(Dataset excerpts)

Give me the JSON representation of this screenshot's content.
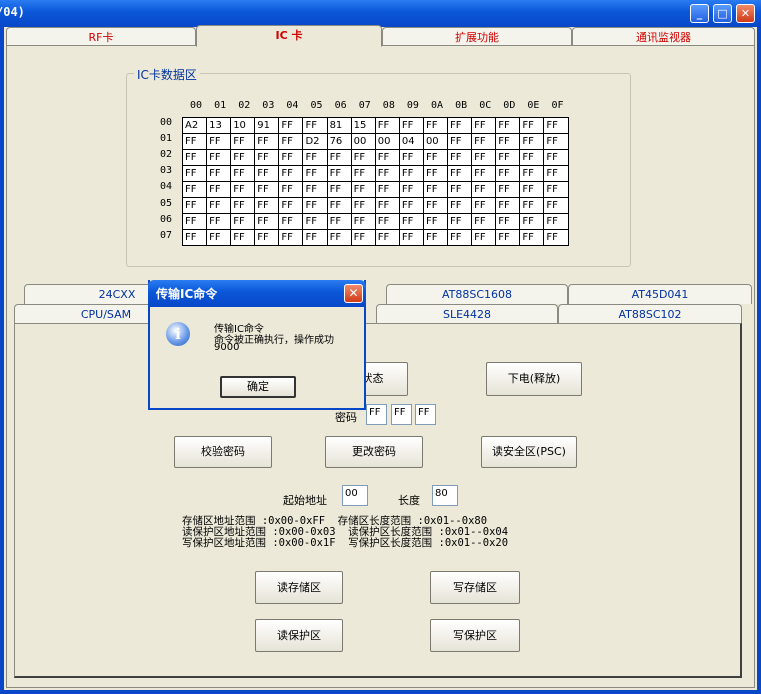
{
  "window": {
    "title": "/04)"
  },
  "top_tabs": [
    "RF卡",
    "IC 卡",
    "扩展功能",
    "通讯监视器"
  ],
  "group": {
    "title": "IC卡数据区",
    "col_headers": [
      "00",
      "01",
      "02",
      "03",
      "04",
      "05",
      "06",
      "07",
      "08",
      "09",
      "0A",
      "0B",
      "0C",
      "0D",
      "0E",
      "0F"
    ],
    "row_labels": [
      "00",
      "01",
      "02",
      "03",
      "04",
      "05",
      "06",
      "07"
    ],
    "rows": [
      [
        "A2",
        "13",
        "10",
        "91",
        "FF",
        "FF",
        "81",
        "15",
        "FF",
        "FF",
        "FF",
        "FF",
        "FF",
        "FF",
        "FF",
        "FF"
      ],
      [
        "FF",
        "FF",
        "FF",
        "FF",
        "FF",
        "D2",
        "76",
        "00",
        "00",
        "04",
        "00",
        "FF",
        "FF",
        "FF",
        "FF",
        "FF"
      ],
      [
        "FF",
        "FF",
        "FF",
        "FF",
        "FF",
        "FF",
        "FF",
        "FF",
        "FF",
        "FF",
        "FF",
        "FF",
        "FF",
        "FF",
        "FF",
        "FF"
      ],
      [
        "FF",
        "FF",
        "FF",
        "FF",
        "FF",
        "FF",
        "FF",
        "FF",
        "FF",
        "FF",
        "FF",
        "FF",
        "FF",
        "FF",
        "FF",
        "FF"
      ],
      [
        "FF",
        "FF",
        "FF",
        "FF",
        "FF",
        "FF",
        "FF",
        "FF",
        "FF",
        "FF",
        "FF",
        "FF",
        "FF",
        "FF",
        "FF",
        "FF"
      ],
      [
        "FF",
        "FF",
        "FF",
        "FF",
        "FF",
        "FF",
        "FF",
        "FF",
        "FF",
        "FF",
        "FF",
        "FF",
        "FF",
        "FF",
        "FF",
        "FF"
      ],
      [
        "FF",
        "FF",
        "FF",
        "FF",
        "FF",
        "FF",
        "FF",
        "FF",
        "FF",
        "FF",
        "FF",
        "FF",
        "FF",
        "FF",
        "FF",
        "FF"
      ],
      [
        "FF",
        "FF",
        "FF",
        "FF",
        "FF",
        "FF",
        "FF",
        "FF",
        "FF",
        "FF",
        "FF",
        "FF",
        "FF",
        "FF",
        "FF",
        "FF"
      ]
    ]
  },
  "sub_tabs_row1": [
    "24CXX",
    "AT88SC1608",
    "AT45D041"
  ],
  "sub_tabs_row2": [
    "CPU/SAM",
    "SLE4428",
    "AT88SC102"
  ],
  "controls": {
    "card_status": "卡状态",
    "power_off": "下电(释放)",
    "password_label": "密码",
    "password": [
      "FF",
      "FF",
      "FF"
    ],
    "verify_pwd": "校验密码",
    "change_pwd": "更改密码",
    "read_psc": "读安全区(PSC)",
    "start_addr_label": "起始地址",
    "start_addr": "00",
    "length_label": "长度",
    "length": "80",
    "info_line1": "存储区地址范围 :0x00-0xFF  存储区长度范围 :0x01--0x80",
    "info_line2": "读保护区地址范围 :0x00-0x03  读保护区长度范围 :0x01--0x04",
    "info_line3": "写保护区地址范围 :0x00-0x1F  写保护区长度范围 :0x01--0x20",
    "read_mem": "读存储区",
    "write_mem": "写存储区",
    "read_prot": "读保护区",
    "write_prot": "写保护区"
  },
  "dialog": {
    "title": "传输IC命令",
    "line1": "传输IC命令",
    "line2": "命令被正确执行，操作成功",
    "line3": "9000",
    "ok": "确定"
  }
}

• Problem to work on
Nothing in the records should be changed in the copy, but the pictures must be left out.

• Response to the exercise
Give me the JSON representation of this screenshot's content.
{
  "window": {
    "title": "/04)"
  },
  "top_tabs": [
    "RF卡",
    "IC 卡",
    "扩展功能",
    "通讯监视器"
  ],
  "group": {
    "title": "IC卡数据区",
    "col_headers": [
      "00",
      "01",
      "02",
      "03",
      "04",
      "05",
      "06",
      "07",
      "08",
      "09",
      "0A",
      "0B",
      "0C",
      "0D",
      "0E",
      "0F"
    ],
    "row_labels": [
      "00",
      "01",
      "02",
      "03",
      "04",
      "05",
      "06",
      "07"
    ],
    "rows": [
      [
        "A2",
        "13",
        "10",
        "91",
        "FF",
        "FF",
        "81",
        "15",
        "FF",
        "FF",
        "FF",
        "FF",
        "FF",
        "FF",
        "FF",
        "FF"
      ],
      [
        "FF",
        "FF",
        "FF",
        "FF",
        "FF",
        "D2",
        "76",
        "00",
        "00",
        "04",
        "00",
        "FF",
        "FF",
        "FF",
        "FF",
        "FF"
      ],
      [
        "FF",
        "FF",
        "FF",
        "FF",
        "FF",
        "FF",
        "FF",
        "FF",
        "FF",
        "FF",
        "FF",
        "FF",
        "FF",
        "FF",
        "FF",
        "FF"
      ],
      [
        "FF",
        "FF",
        "FF",
        "FF",
        "FF",
        "FF",
        "FF",
        "FF",
        "FF",
        "FF",
        "FF",
        "FF",
        "FF",
        "FF",
        "FF",
        "FF"
      ],
      [
        "FF",
        "FF",
        "FF",
        "FF",
        "FF",
        "FF",
        "FF",
        "FF",
        "FF",
        "FF",
        "FF",
        "FF",
        "FF",
        "FF",
        "FF",
        "FF"
      ],
      [
        "FF",
        "FF",
        "FF",
        "FF",
        "FF",
        "FF",
        "FF",
        "FF",
        "FF",
        "FF",
        "FF",
        "FF",
        "FF",
        "FF",
        "FF",
        "FF"
      ],
      [
        "FF",
        "FF",
        "FF",
        "FF",
        "FF",
        "FF",
        "FF",
        "FF",
        "FF",
        "FF",
        "FF",
        "FF",
        "FF",
        "FF",
        "FF",
        "FF"
      ],
      [
        "FF",
        "FF",
        "FF",
        "FF",
        "FF",
        "FF",
        "FF",
        "FF",
        "FF",
        "FF",
        "FF",
        "FF",
        "FF",
        "FF",
        "FF",
        "FF"
      ]
    ]
  },
  "sub_tabs_row1": [
    "24CXX",
    "AT88SC1608",
    "AT45D041"
  ],
  "sub_tabs_row2": [
    "CPU/SAM",
    "SLE4428",
    "AT88SC102"
  ],
  "controls": {
    "card_status": "卡状态",
    "power_off": "下电(释放)",
    "password_label": "密码",
    "password": [
      "FF",
      "FF",
      "FF"
    ],
    "verify_pwd": "校验密码",
    "change_pwd": "更改密码",
    "read_psc": "读安全区(PSC)",
    "start_addr_label": "起始地址",
    "start_addr": "00",
    "length_label": "长度",
    "length": "80",
    "info_line1": "存储区地址范围 :0x00-0xFF  存储区长度范围 :0x01--0x80",
    "info_line2": "读保护区地址范围 :0x00-0x03  读保护区长度范围 :0x01--0x04",
    "info_line3": "写保护区地址范围 :0x00-0x1F  写保护区长度范围 :0x01--0x20",
    "read_mem": "读存储区",
    "write_mem": "写存储区",
    "read_prot": "读保护区",
    "write_prot": "写保护区"
  },
  "dialog": {
    "title": "传输IC命令",
    "line1": "传输IC命令",
    "line2": "命令被正确执行，操作成功",
    "line3": "9000",
    "ok": "确定"
  }
}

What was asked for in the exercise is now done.